The IT department should identify critical applications, services, and processes to establish them in a “no fly zone,” making them off limits. For instance, a sample blogging or task management site is likely to be less of a security threat if compromised than a database storing private customer data in the cloud.
Existing rules, requirements, and policies regarding application and data usage should be reviewed for clarity. The goal should be to help make rules simple and easy to understand and not too restrictive, where possible.
The IT department should ensure the education of employees regarding the need for current security standards and requirements, so as to make it clear why the need for such protections exists.
The IT department should stay focused on and be familiar with the latest technological developments to help leverage new solutions for the business.
The IT department should review and respond to shadow IT and SaaS Application requests from employers to ensure a satisfactory turnaround time and to facilitate the implementation of needed solutions.
Upon implementation of this policy, the IT department should provide a grace period for existing shadow IT deployments involving critical systems that will be placed under IT management as needed, with no repercussions to the users involved.
The IT department should promote an “open door” environment for employees to provide input into their needs. These needs should be the foundation for advice and guidance for the design and implementation of new projects and solutions.
We recommend asking these questions when employees suggest a they require access to a shadow IT solution or an unapproved SaaS Applicaiton:

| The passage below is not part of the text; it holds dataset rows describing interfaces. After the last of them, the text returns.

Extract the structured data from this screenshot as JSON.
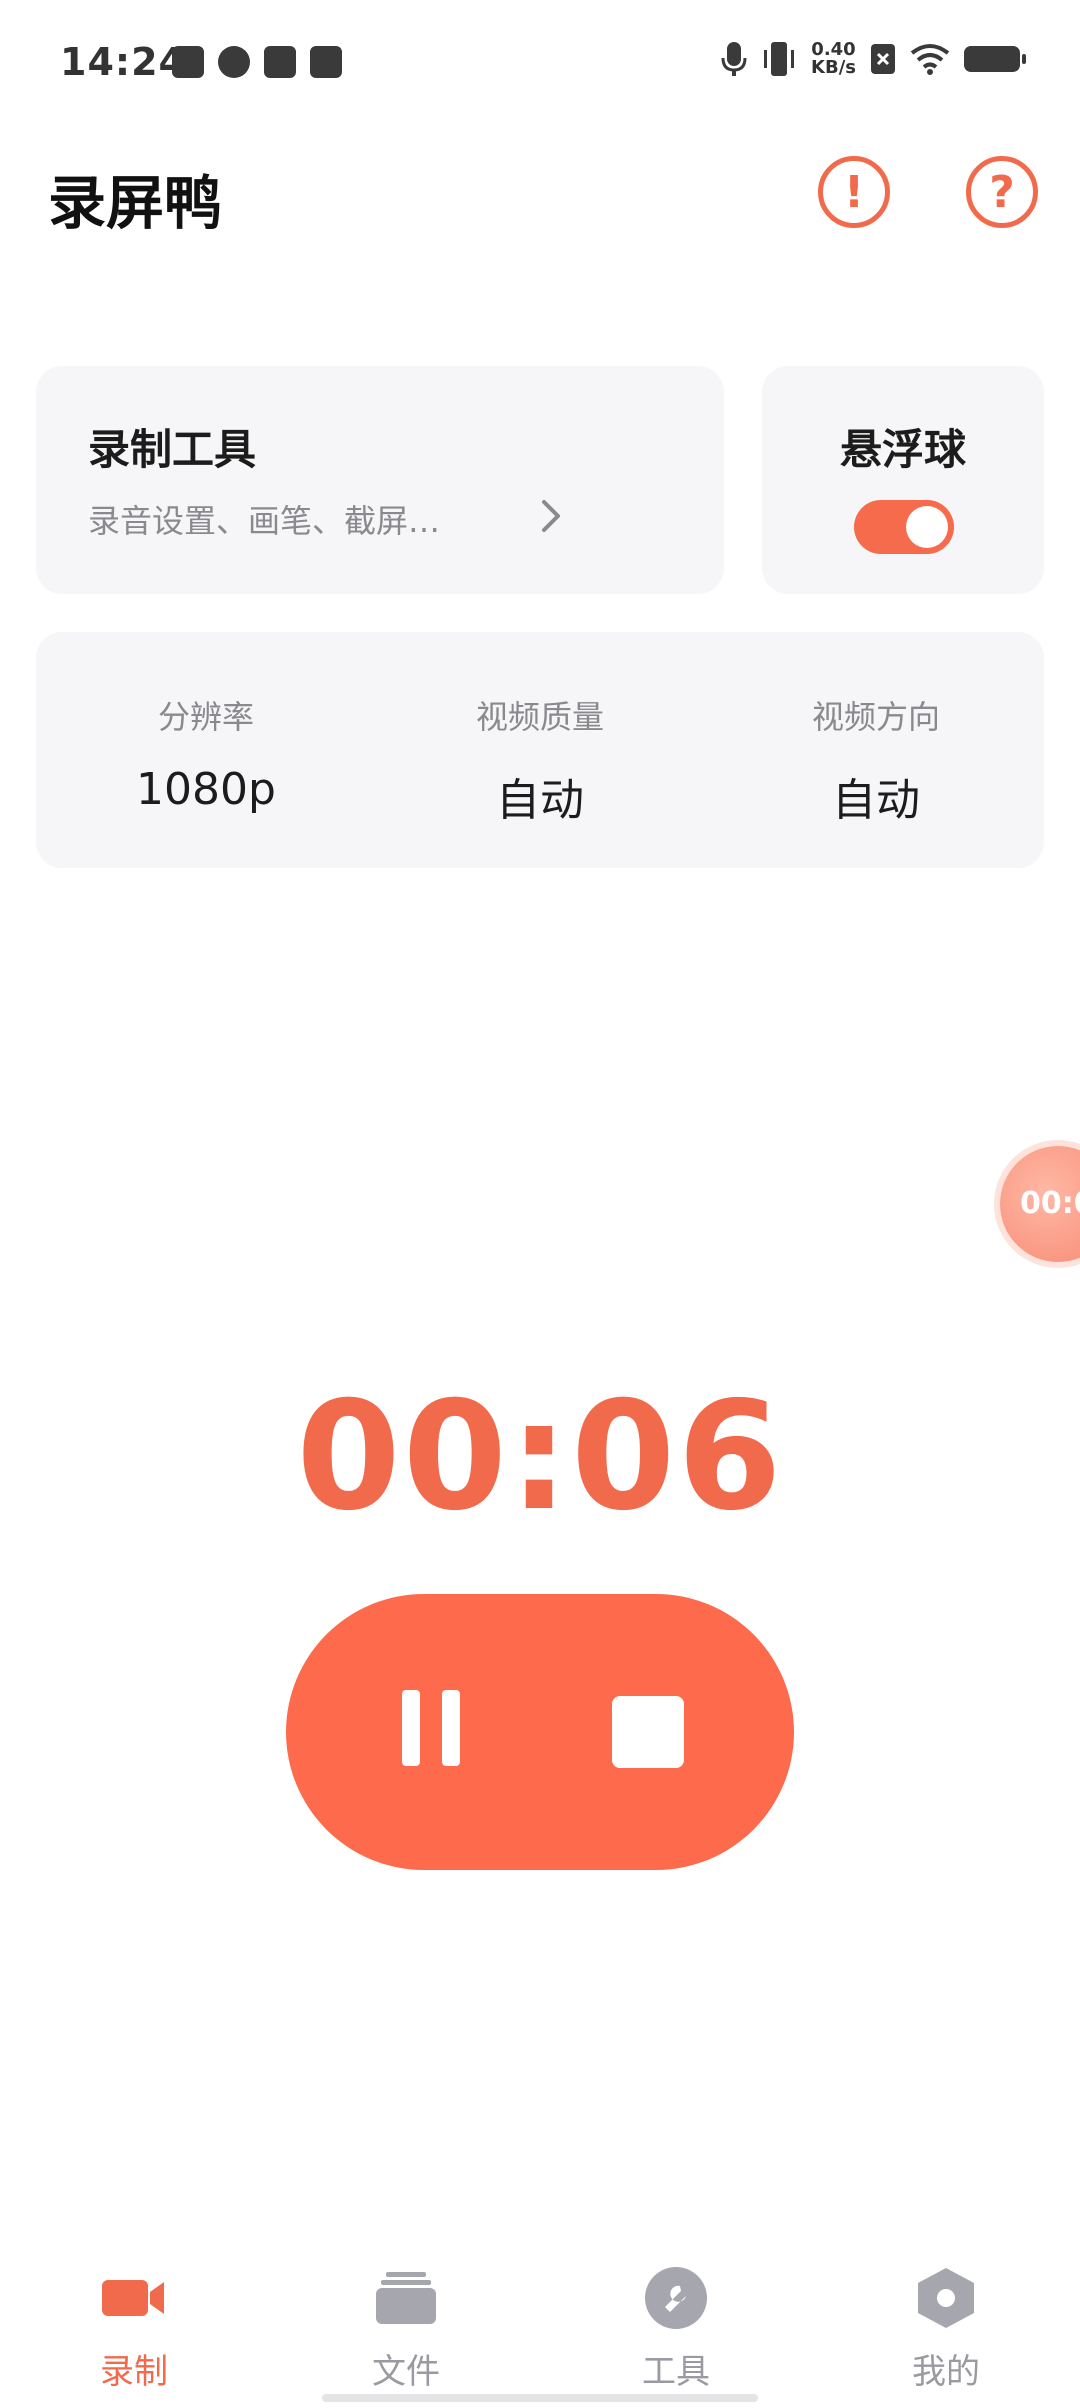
{
  "status_bar": {
    "time": "14:24",
    "net_speed_value": "0.40",
    "net_speed_unit": "KB/s",
    "icons": [
      "video-icon",
      "link-icon",
      "inbox-icon",
      "bag-icon",
      "mic-icon",
      "vibrate-icon",
      "sim-off-icon",
      "wifi-icon",
      "battery-icon"
    ]
  },
  "header": {
    "title": "录屏鸭",
    "notice_icon": "!",
    "help_icon": "?"
  },
  "tools_card": {
    "title": "录制工具",
    "subtitle": "录音设置、画笔、截屏…"
  },
  "float_ball_card": {
    "title": "悬浮球",
    "toggle_on": true,
    "toggle_color": "#f56b4c"
  },
  "settings": [
    {
      "label": "分辨率",
      "value": "1080p"
    },
    {
      "label": "视频质量",
      "value": "自动"
    },
    {
      "label": "视频方向",
      "value": "自动"
    }
  ],
  "floating_timer": "00:0",
  "timer": "00:06",
  "controls": {
    "pause_icon": "pause-icon",
    "stop_icon": "stop-icon",
    "color": "#fd6a4c"
  },
  "nav": [
    {
      "label": "录制",
      "icon": "video-camera-icon",
      "active": true
    },
    {
      "label": "文件",
      "icon": "folder-stack-icon",
      "active": false
    },
    {
      "label": "工具",
      "icon": "wrench-icon",
      "active": false
    },
    {
      "label": "我的",
      "icon": "hexagon-user-icon",
      "active": false
    }
  ],
  "accent_color": "#f26a4c"
}
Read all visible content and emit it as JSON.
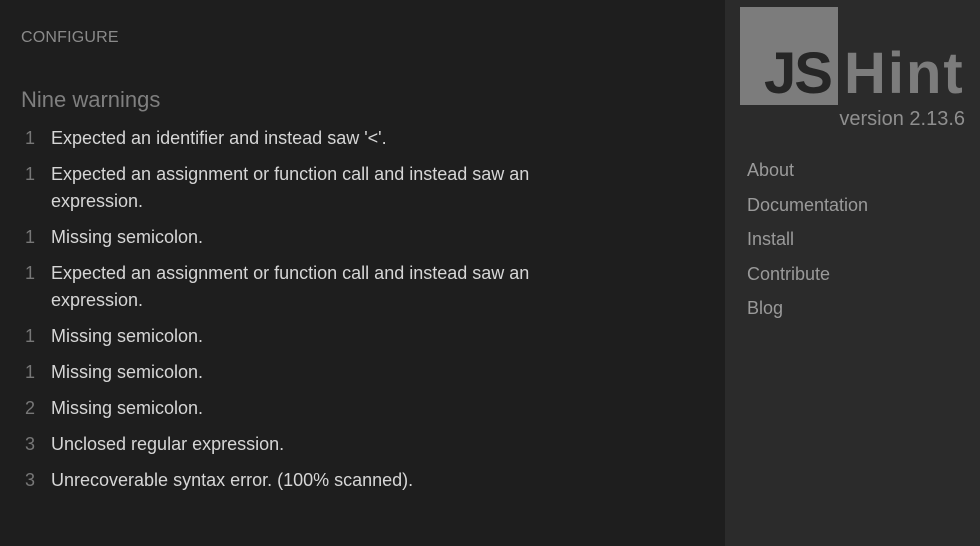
{
  "main": {
    "configure_label": "CONFIGURE",
    "warnings_title": "Nine warnings",
    "warnings": [
      {
        "line": "1",
        "message": "Expected an identifier and instead saw '<'."
      },
      {
        "line": "1",
        "message": "Expected an assignment or function call and instead saw an expression."
      },
      {
        "line": "1",
        "message": "Missing semicolon."
      },
      {
        "line": "1",
        "message": "Expected an assignment or function call and instead saw an expression."
      },
      {
        "line": "1",
        "message": "Missing semicolon."
      },
      {
        "line": "1",
        "message": "Missing semicolon."
      },
      {
        "line": "2",
        "message": "Missing semicolon."
      },
      {
        "line": "3",
        "message": "Unclosed regular expression."
      },
      {
        "line": "3",
        "message": "Unrecoverable syntax error. (100% scanned)."
      }
    ]
  },
  "sidebar": {
    "logo_js": "JS",
    "logo_hint": "Hint",
    "version": "version 2.13.6",
    "nav": [
      "About",
      "Documentation",
      "Install",
      "Contribute",
      "Blog"
    ]
  },
  "colors": {
    "main_bg": "#1e1e1e",
    "sidebar_bg": "#2b2b2b",
    "logo_gray": "#7c7c7c",
    "text_light": "#d6d6d6"
  }
}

The IT department should consult and work with the office of security (if applicable) on any shadow IT implementations to make sure that best security practices are put into place.
When it comes to securing information, the IT department will be responsible for following our Information Security Policy and Cloud Data Storage Policy and ensuring users do so as well.
Where possible, the IT department should use SSO for SaaS Application deployments, so as to reduce the number of accounts utilized by employees and to help centrally manage access.
Where possible, the IT department should arrange the backup of any information stored in a SaaS Application (or ensure that existing processes provided by the vendor/host work as expected).
The IT department should utilize a SaaS Auditing and Monitoring solution to verify that unauthorized applications or services are not being used. It is recommended to make a list of approved, unapproved and restricted programs/services, then block third-party applications that might be used to violate this policy.
The IT department is responsible for maintaining and updating this policy (or will designate authorized personnel to do so).
The IT department will monitor for adherence to this policy. Any change to the policy must be approved by IT, the office of security, or other groups designated as being responsible for revisions or updates.
Violations and penalties
Violations of the Shadow IT and SaaS Usage Policy must be immediately reported to any involved managers and the HR department. Violating this policy or any of its tenets could result in disciplinary action leading up to and including termination of employment and civil and/or criminal prosecution under local, state, and federal laws.
Acknowledgment of Shadow IT and SaaS Usage Policy
This form is used to acknowledge receipt of and compliance with the company’s Shadow IT and unapproved SaaS Usage Policy.
Complete the following steps:
Return a copy of this signed document to the Human Resources department.
Your signature attests that you agree to the following terms:
Employee Signature Employee Title
Employee Name Date
Disclaimer: This policy is not a substitute for legal advice. If you have legal questions related to this policy, see your lawyer.